Suttle was one of the many players who were able to play both football and cricket. Although he gave up football with Brighton & Hove after he joined Sussex, he continued to play football with Arundel as player/ manager.
Suttle is one of Sussex’s all-time greats. He can be compared with his predecessor John Langridge – they both scored 1,000 runs in a season seventeen times – and both men should have played for England.
A shabby end to a wonderful career

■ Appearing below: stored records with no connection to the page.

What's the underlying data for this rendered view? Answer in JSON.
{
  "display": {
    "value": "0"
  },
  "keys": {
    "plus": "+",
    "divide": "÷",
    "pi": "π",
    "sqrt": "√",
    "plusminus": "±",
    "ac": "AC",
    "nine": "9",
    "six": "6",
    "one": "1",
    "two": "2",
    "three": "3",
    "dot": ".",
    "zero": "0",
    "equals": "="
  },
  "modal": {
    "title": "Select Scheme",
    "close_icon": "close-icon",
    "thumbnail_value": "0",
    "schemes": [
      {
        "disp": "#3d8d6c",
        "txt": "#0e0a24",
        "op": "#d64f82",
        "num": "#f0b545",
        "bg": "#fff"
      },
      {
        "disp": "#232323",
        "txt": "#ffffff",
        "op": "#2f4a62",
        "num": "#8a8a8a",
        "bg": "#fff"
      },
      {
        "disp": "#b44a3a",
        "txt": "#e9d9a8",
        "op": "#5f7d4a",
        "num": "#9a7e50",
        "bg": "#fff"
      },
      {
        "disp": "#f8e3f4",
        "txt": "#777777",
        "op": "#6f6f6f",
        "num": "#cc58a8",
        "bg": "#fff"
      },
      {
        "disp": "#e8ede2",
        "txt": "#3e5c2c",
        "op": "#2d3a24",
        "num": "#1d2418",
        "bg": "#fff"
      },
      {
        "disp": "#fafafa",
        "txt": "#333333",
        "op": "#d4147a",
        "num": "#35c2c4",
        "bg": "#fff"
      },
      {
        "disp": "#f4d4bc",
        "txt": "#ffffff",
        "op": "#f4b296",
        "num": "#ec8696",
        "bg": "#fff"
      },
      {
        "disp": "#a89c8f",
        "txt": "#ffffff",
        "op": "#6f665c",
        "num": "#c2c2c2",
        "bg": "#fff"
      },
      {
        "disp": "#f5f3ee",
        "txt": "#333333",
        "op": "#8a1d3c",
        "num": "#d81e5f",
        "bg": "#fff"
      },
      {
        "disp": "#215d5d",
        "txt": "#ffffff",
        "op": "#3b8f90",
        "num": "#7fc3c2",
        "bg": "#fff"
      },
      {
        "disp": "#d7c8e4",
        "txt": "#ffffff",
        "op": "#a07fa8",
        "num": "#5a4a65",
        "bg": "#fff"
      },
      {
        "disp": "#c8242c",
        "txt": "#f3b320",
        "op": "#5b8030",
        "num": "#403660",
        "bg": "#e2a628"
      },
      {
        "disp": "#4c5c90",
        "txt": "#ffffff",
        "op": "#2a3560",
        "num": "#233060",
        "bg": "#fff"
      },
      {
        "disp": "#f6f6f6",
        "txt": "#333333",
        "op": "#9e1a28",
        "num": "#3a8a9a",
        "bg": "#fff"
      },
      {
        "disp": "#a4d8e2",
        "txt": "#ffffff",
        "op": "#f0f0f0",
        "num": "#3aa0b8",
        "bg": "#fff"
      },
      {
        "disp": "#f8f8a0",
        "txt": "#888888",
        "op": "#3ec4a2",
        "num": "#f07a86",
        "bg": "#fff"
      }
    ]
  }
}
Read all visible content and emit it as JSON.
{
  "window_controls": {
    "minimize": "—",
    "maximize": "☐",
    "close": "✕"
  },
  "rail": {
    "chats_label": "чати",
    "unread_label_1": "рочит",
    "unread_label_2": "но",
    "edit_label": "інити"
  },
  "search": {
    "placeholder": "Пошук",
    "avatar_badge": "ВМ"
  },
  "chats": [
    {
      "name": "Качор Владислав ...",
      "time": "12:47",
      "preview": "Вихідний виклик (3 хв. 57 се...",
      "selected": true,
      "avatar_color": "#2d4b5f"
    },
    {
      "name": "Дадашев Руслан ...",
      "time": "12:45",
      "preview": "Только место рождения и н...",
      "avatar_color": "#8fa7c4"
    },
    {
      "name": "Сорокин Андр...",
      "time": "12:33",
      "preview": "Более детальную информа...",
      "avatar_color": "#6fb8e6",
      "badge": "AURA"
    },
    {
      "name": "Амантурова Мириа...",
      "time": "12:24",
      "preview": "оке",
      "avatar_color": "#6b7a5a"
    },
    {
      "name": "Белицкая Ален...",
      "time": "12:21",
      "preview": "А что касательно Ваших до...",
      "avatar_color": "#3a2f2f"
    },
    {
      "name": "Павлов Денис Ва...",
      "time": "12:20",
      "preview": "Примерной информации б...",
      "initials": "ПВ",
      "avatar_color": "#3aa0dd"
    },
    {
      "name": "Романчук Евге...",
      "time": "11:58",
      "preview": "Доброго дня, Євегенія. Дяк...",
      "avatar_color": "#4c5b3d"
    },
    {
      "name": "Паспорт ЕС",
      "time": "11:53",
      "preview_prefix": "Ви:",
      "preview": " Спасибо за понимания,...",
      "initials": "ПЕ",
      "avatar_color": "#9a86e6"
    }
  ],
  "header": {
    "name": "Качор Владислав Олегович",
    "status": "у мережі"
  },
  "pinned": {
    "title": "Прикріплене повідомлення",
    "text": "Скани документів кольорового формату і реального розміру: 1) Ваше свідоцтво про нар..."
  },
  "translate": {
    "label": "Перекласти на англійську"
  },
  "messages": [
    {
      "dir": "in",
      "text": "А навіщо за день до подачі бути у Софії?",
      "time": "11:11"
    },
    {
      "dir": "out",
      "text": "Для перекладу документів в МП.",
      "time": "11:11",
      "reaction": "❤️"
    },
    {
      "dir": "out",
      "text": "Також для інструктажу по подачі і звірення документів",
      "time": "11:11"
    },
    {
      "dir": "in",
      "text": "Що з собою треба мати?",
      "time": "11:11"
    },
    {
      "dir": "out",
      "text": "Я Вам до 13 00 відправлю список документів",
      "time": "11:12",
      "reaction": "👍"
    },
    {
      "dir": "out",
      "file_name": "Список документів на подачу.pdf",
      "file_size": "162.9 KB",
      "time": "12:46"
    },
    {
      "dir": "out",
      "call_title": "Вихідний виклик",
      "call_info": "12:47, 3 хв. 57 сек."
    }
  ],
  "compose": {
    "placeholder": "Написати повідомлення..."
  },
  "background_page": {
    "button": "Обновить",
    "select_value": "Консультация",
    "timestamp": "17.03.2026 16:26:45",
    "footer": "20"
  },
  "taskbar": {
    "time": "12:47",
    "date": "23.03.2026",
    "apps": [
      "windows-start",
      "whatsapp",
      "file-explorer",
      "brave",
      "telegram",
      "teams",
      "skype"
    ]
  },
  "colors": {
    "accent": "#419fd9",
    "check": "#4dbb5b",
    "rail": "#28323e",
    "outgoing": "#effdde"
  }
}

Throughout his career with Sussex Suttle was an athletic figure in the field and this may have been one reason why he was so consistent. He was able to return the ball on the turn, a rare ability before the advent of one-day cricket. He was always supremely fit and played in a variety of positions. The Telegraph suggested that one reason why he played in so many positions in the field was that “Ever eager, he liked to change positions frequently in order to find a new audience for his irrepressible chatter”. Suttle was a team player. He was well liked by his team-mates. He had a mischievous grin and a sense of fun. He chattered constantly to his colleagues on the field and was an excellent motivator of men.
This made the manner of his sacking by Sussex all the more difficult to understand. In 1971 Suttle arrived at the County Ground expecting to play, only to be told he would not be needed, not just for that game but for ever more. He did though play a few games more that season as a joint benefit had been arranged for himself and Jim Parks for the next season however he was relegated to the Second XI matches. The sacking was a reminder of how Maurice Tate, Sussex’s greatest ever fast bowler, was dismissed. It was a shoddy end to a magnificent career.
In later years Suttle played for Suffolk and then became a qualified umpire before taking a position in a sports equipment company. He also coached at Christ’s Hospital, Horsham and took them on tour to South Africa and Barbados. Ken Suttle passed away whilst on holiday in Mauritius on March 25, 2005.
During the course of a twenty-two year career for Sussex, Suttle played 601 games including 423 consecutive games. He scored 29,375 runs and took 260 wickets.
Matches Innings Runs Not Out Highest Score Ave
601 1043 29,375 91 204 30.85
Wickets Runs Ave
260 8590 33.03